For more information on the GIFF Sports Panel visit greenwichfilm.org



Odd Mom In

Above: Sprinkle Glitter on My Grave explores life, death and everything in between—all with Jill’s  signature sarcasm, wit and intelligence.

Jill Kargman is the coolest Anti-It Girl you’ve never met, and that’s precisely why women are inhaling her Bravo hit series Odd Mom Out (OMO) like aromatherapy-scented crack. If you’re itching for your next hit of Jill and can’t survive until season 3 of OMO next summer, catch her one-woman, heavy-metal cabaret show, Stairway to Cabaret, at the Carlyle in New York City in January. We caught up with the author, actress and stand-up star for a little holiday chick chat.

GM: You had a signing in Greenwich for your book of hilarious essays, Sprinkle Glitter on My Grave. Were you surprised that the line literally wrapped around the block?
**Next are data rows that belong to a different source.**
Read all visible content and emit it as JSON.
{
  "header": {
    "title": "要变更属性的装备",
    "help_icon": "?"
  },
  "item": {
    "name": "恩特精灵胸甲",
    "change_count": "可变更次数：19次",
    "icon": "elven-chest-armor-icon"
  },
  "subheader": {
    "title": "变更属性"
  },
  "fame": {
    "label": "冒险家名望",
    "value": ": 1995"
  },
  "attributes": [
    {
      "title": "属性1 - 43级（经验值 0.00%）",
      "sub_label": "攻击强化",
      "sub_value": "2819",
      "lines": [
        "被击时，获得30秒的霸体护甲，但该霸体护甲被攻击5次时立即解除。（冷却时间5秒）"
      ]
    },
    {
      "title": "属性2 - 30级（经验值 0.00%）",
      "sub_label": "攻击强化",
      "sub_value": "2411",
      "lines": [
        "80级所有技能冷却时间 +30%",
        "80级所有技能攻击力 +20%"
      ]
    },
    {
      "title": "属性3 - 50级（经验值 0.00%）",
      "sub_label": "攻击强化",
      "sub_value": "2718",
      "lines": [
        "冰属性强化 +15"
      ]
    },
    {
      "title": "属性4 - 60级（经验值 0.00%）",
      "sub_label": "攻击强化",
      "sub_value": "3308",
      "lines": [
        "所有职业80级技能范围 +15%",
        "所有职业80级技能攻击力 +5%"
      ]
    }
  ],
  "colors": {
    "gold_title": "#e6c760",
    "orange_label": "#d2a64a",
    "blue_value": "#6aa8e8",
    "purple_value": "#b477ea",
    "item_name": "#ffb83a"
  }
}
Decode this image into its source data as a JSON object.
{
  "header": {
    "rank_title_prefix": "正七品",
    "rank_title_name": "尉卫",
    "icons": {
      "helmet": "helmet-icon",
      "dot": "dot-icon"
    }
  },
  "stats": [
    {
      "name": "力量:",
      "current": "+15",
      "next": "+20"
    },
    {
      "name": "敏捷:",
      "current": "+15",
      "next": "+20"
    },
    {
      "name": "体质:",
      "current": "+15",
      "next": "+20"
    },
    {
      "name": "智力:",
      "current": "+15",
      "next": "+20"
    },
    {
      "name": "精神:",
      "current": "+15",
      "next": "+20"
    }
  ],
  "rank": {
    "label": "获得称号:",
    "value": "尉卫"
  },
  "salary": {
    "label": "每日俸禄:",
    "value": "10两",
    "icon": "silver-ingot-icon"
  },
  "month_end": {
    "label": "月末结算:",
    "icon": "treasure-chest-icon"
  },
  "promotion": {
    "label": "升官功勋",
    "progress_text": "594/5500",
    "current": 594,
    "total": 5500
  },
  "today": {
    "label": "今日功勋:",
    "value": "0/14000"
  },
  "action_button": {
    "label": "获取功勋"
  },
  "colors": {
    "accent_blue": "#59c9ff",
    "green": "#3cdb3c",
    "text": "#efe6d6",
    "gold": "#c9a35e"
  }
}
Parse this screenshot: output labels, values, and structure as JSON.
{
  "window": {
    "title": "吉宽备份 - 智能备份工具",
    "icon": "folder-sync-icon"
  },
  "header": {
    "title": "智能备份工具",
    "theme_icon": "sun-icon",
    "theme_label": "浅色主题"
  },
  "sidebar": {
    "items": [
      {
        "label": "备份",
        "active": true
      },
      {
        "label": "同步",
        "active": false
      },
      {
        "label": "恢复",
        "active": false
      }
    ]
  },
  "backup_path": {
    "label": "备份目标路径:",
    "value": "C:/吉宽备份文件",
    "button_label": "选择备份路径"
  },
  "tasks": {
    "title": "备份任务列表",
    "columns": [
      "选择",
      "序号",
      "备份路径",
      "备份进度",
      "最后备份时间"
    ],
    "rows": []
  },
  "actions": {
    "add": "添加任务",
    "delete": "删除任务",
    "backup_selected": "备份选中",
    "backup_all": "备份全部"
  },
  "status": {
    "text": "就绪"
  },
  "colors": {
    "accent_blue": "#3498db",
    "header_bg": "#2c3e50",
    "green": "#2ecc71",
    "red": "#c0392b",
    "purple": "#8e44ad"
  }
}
JK: I knew from the RSVPs that a lot of people were coming, but it’s always a surprise when you don’t know the crowd. I felt like the only brunette in the room and wanted to ask if there was an attic I could hide in. But what I love is that I might get a thin, blonde, Aryan-looking group from Darien or New Canaan that looks like Lilly Pulitzer threw up on them, but they tell me they feel like the odd mom out. It’s not what you look like, it’s how you feel, and I love that the show resonates with women everywhere.

GM: You’ve had a handful of guest stars on OMO. Who’s on your wish list?
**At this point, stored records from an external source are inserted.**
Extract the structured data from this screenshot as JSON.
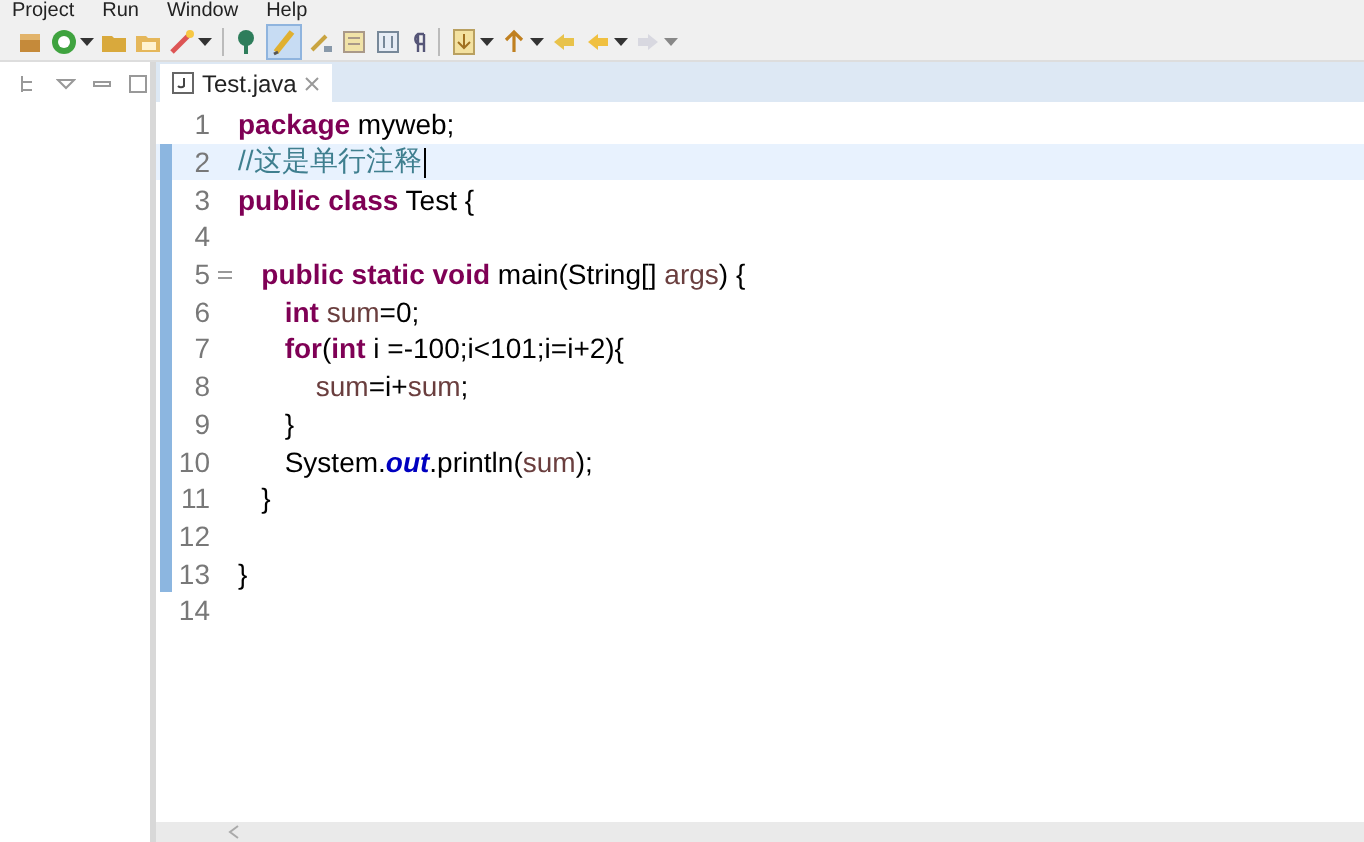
{
  "menu": [
    "Project",
    "Run",
    "Window",
    "Help"
  ],
  "toolbar": {
    "highlight_toggle_on": true
  },
  "editor_tabs": [
    {
      "label": "Test.java",
      "selected": true
    }
  ],
  "code_lines": [
    {
      "number": "1",
      "current": false,
      "changed": false,
      "fold": false,
      "tokens": [
        {
          "kind": "keyword",
          "text": "package"
        },
        {
          "kind": "plain",
          "text": " myweb;"
        }
      ]
    },
    {
      "number": "2",
      "current": true,
      "changed": true,
      "fold": false,
      "tokens": [
        {
          "kind": "comment",
          "text": "//这是单行注释"
        }
      ]
    },
    {
      "number": "3",
      "current": false,
      "changed": true,
      "fold": false,
      "tokens": [
        {
          "kind": "keyword",
          "text": "public class"
        },
        {
          "kind": "plain",
          "text": " Test {"
        }
      ]
    },
    {
      "number": "4",
      "current": false,
      "changed": true,
      "fold": false
    },
    {
      "number": "5",
      "current": false,
      "changed": true,
      "fold": true,
      "tokens": [
        {
          "kind": "keyword",
          "text": "   public static void"
        },
        {
          "kind": "plain",
          "text": " main(String[] "
        },
        {
          "kind": "variable",
          "text": "args"
        },
        {
          "kind": "plain",
          "text": ") {"
        }
      ]
    },
    {
      "number": "6",
      "current": false,
      "changed": true,
      "fold": false,
      "tokens": [
        {
          "kind": "keyword",
          "text": "      int"
        },
        {
          "kind": "variable",
          "text": " sum"
        },
        {
          "kind": "plain",
          "text": "=0;"
        }
      ]
    },
    {
      "number": "7",
      "current": false,
      "changed": true,
      "fold": false,
      "tokens": [
        {
          "kind": "keyword",
          "text": "      for"
        },
        {
          "kind": "plain",
          "text": "("
        },
        {
          "kind": "keyword",
          "text": "int"
        },
        {
          "kind": "plain",
          "text": " i =-100;i<101;i=i+2){"
        }
      ]
    },
    {
      "number": "8",
      "current": false,
      "changed": true,
      "fold": false,
      "tokens": [
        {
          "kind": "variable",
          "text": "          sum"
        },
        {
          "kind": "plain",
          "text": "=i+"
        },
        {
          "kind": "variable",
          "text": "sum"
        },
        {
          "kind": "plain",
          "text": ";"
        }
      ]
    },
    {
      "number": "9",
      "current": false,
      "changed": true,
      "fold": false,
      "tokens": [
        {
          "kind": "plain",
          "text": "      }"
        }
      ]
    },
    {
      "number": "10",
      "current": false,
      "changed": true,
      "fold": false,
      "tokens": [
        {
          "kind": "plain",
          "text": "      System."
        },
        {
          "kind": "field",
          "text": "out"
        },
        {
          "kind": "plain",
          "text": ".println("
        },
        {
          "kind": "variable",
          "text": "sum"
        },
        {
          "kind": "plain",
          "text": ");"
        }
      ]
    },
    {
      "number": "11",
      "current": false,
      "changed": true,
      "fold": false,
      "tokens": [
        {
          "kind": "plain",
          "text": "   }"
        }
      ]
    },
    {
      "number": "12",
      "current": false,
      "changed": true,
      "fold": false
    },
    {
      "number": "13",
      "current": false,
      "changed": true,
      "fold": false,
      "tokens": [
        {
          "kind": "plain",
          "text": "}"
        }
      ]
    },
    {
      "number": "14",
      "current": false,
      "changed": false,
      "fold": false
    }
  ]
}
JK: I’d like to write a role for Jamie Lee Curtis and would love to have Woody Allen, who has always been one of my idols. I’d love to have Blythe Danner on again. Maybe Greenwich will be a guest star.
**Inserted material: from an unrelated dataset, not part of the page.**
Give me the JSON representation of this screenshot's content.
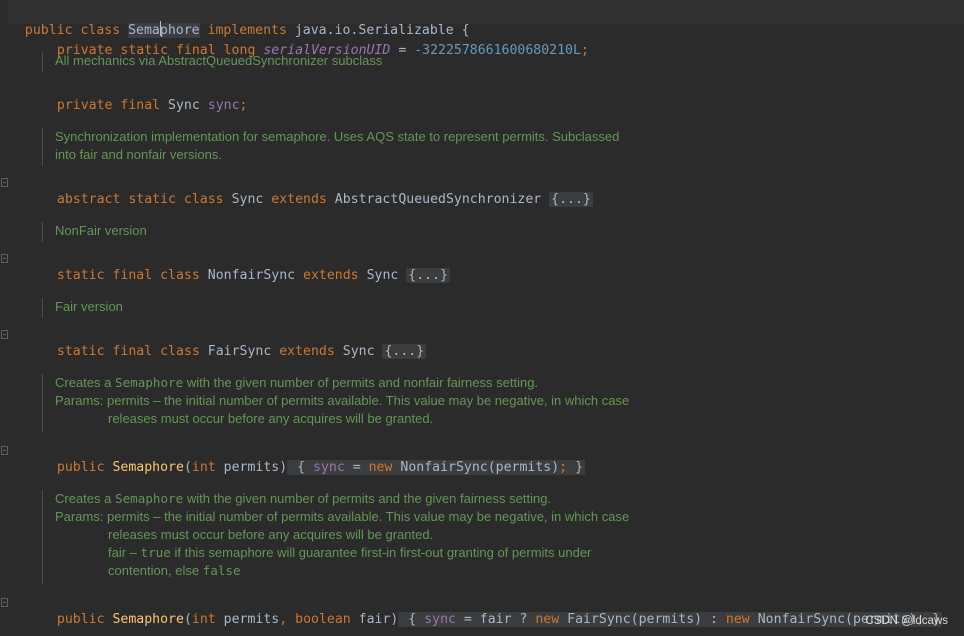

GM: How do you keep your kids grounded living on the Upper East Side?

JK: Our family does things our own way. We don’t have a second home in the Hamptons. Our kids don’t come to us saying, “Mommy, she bought this, why can’t I have it?” I shut that s**t down when they were three. It’s hard sometimes with my eldest daughter who is now a teenager, but you’re not going to see my thirteen-year-old walking around with a Miu Miu bag.

GM: You confess to having Suburban Panic Disorder and would rather live in a 55th floor walk-up than a Greenwich mansion. tell us about that.

JK: The city is where I grew up, and I like the anonymity. Some people love being in a homogenous suburban environment, but I thrive on being in a diverse one. The parents at my kids’ schools are an eclectic group—an artist here, a brain surgeon there—and that energizes me.

GM: What’s the most obnoxious holiday environment you’ve encountered?

JK: I went to an over-the-top Christmas party on Park Avenue. The host didn’t decorate the tree herself—she hired someone. I’m Jewish, but I thought tree decorating was a time to bond with your family. It was decked out in Tiffany and Cartier hand-blown glass ornaments that must’ve been $300 each, and then this drunk guy backed into the tree and broke everything.

GM: What’s your favorite holiday hostess gift?

JK: I buy quirky coasters from Maison 24 with crossed tennis rackets that say “Overserved” in drunken scrawl.

GM: Fill in the blank: My New Year’s resolution is ______.

JK: The same one I had last year, which is to say “no” more often to events that I don’t want to be at. I don’t even give an excuse anymore…I just say I can’t go.

GM: How do you deal with holiday stress?

JK: Pinot Noir.